-Power motivation – involves your desire to influence people or change certain types of situations. In order to do that, you need to have power.

-Incentive motivation – if you reap a reward from a certain type of behavior or action, you are being incentivized.

-Fear motivation -if you’re afraid of consequences, whether those are perceived or real, you will certainly be motivated and this is associated with your motivation.

See: Types Of Motivation

What Is Your Motivation?

Ultimately, you need to understand your own personal motivation and the only way to do that is to take an honest assessment of why you want to do something, why it’s important, and what it gets or earns for you.

Understanding your “why?” is going to be the most important decision you will ever make. People who have a hard time “finding motivation” to do anything in life do so because they don’t know what they want from life.

Once you answer the question, “What should I do with my life?“, you will see that the motivation to take action will be much easier.

At the end of the day, excitement, is the most natural form of motivation there is. Excitement is literally your bodies translation that says, “This is who I am”.

What Are Some of the Factors of Motivation?

These are highlighted in the Different Types of Motivation section above.

See:

What Is an Example of an Extrinsic Motivation?

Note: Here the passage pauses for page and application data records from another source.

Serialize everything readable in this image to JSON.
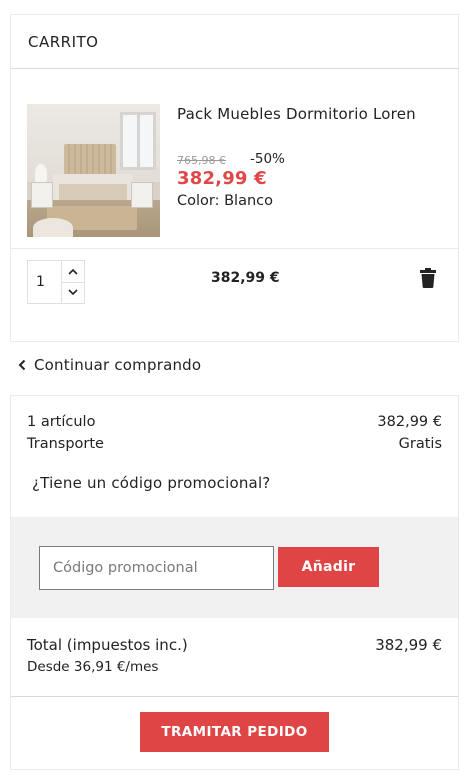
{
  "cart": {
    "title": "CARRITO",
    "product": {
      "name": "Pack Muebles Dormitorio Loren",
      "old_price": "765,98 €",
      "discount": "-50%",
      "price": "382,99 €",
      "color_label": "Color:",
      "color_value": "Blanco",
      "image_icon": "bedroom-product-photo"
    },
    "quantity": "1",
    "line_total": "382,99 €",
    "icons": {
      "increase": "chevron-up-icon",
      "decrease": "chevron-down-icon",
      "delete": "trash-icon"
    }
  },
  "continue_shopping": {
    "label": "Continuar comprando",
    "icon": "chevron-left-icon"
  },
  "summary": {
    "items_label": "1 artículo",
    "items_value": "382,99 €",
    "shipping_label": "Transporte",
    "shipping_value": "Gratis",
    "promo_question": "¿Tiene un código promocional?",
    "promo_placeholder": "Código promocional",
    "promo_button": "Añadir",
    "total_label": "Total (impuestos inc.)",
    "total_value": "382,99 €",
    "installments": "Desde 36,91 €/mes",
    "checkout_button": "TRAMITAR PEDIDO"
  },
  "colors": {
    "accent": "#e04545",
    "price": "#e04848",
    "promo_bg": "#f1f1f1"
  }
}
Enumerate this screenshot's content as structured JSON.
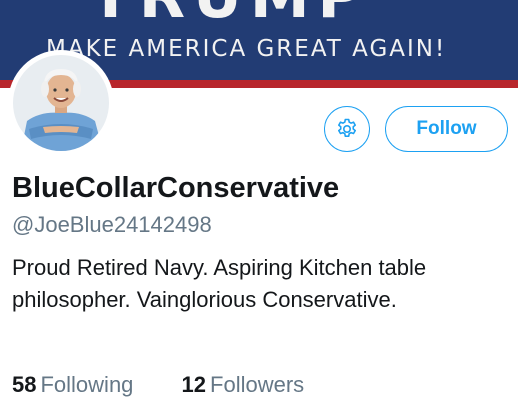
{
  "banner": {
    "top_text": "TRUMP",
    "slogan": "MAKE AMERICA GREAT AGAIN!",
    "background_color": "#223c74",
    "stripe_color": "#b8262c"
  },
  "profile": {
    "avatar_icon": "avatar-photo",
    "display_name": "BlueCollarConservative",
    "handle": "@JoeBlue24142498",
    "bio": "Proud Retired Navy. Aspiring Kitchen table philosopher. Vainglorious Conservative."
  },
  "actions": {
    "settings_icon": "gear-icon",
    "follow_label": "Follow",
    "accent_color": "#1da1f2"
  },
  "stats": {
    "following_count": "58",
    "following_label": "Following",
    "followers_count": "12",
    "followers_label": "Followers"
  }
}
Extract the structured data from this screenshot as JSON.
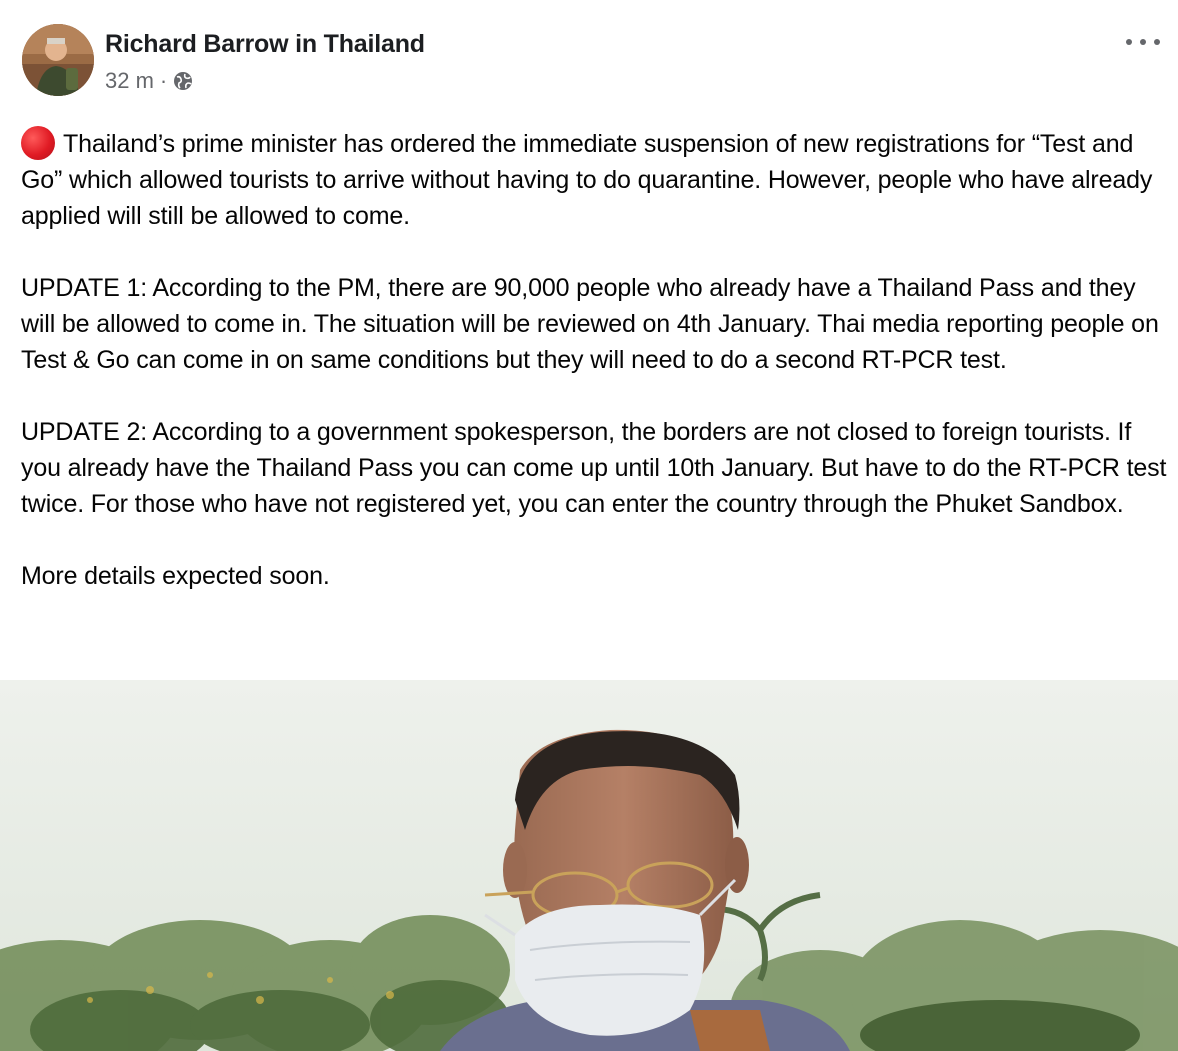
{
  "post": {
    "author": "Richard Barrow in Thailand",
    "time": "32 m",
    "separator": "·",
    "privacy_icon": "globe-icon",
    "more_icon": "more-options-icon",
    "status_emoji": "red-circle",
    "paragraphs": [
      "Thailand’s prime minister has ordered the immediate suspension of new registrations for “Test and Go” which allowed tourists to arrive without having to do quarantine. However, people who have already applied will still be allowed to come.",
      "UPDATE 1: According to the PM, there are 90,000 people who already have a Thailand Pass and they will be allowed to come in. The situation will be reviewed on 4th January. Thai media reporting people on Test & Go can come in on same conditions but they will need to do a second RT-PCR test.",
      "UPDATE 2: According to a government spokesperson, the borders are not closed to foreign tourists. If you already have the Thailand Pass you can come up until 10th January. But have to do the RT-PCR test twice. For those who have not registered yet, you can enter the country through the Phuket Sandbox.",
      "More details expected soon."
    ]
  },
  "colors": {
    "text": "#050505",
    "secondary_text": "#65676b",
    "red_dot": "#e01b24",
    "background": "#ffffff"
  }
}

Earning a paycheck is an example of extrinsic motivation. So would be getting a new car for achieving a certain grade in school.

RESOURCES

Send this to a friend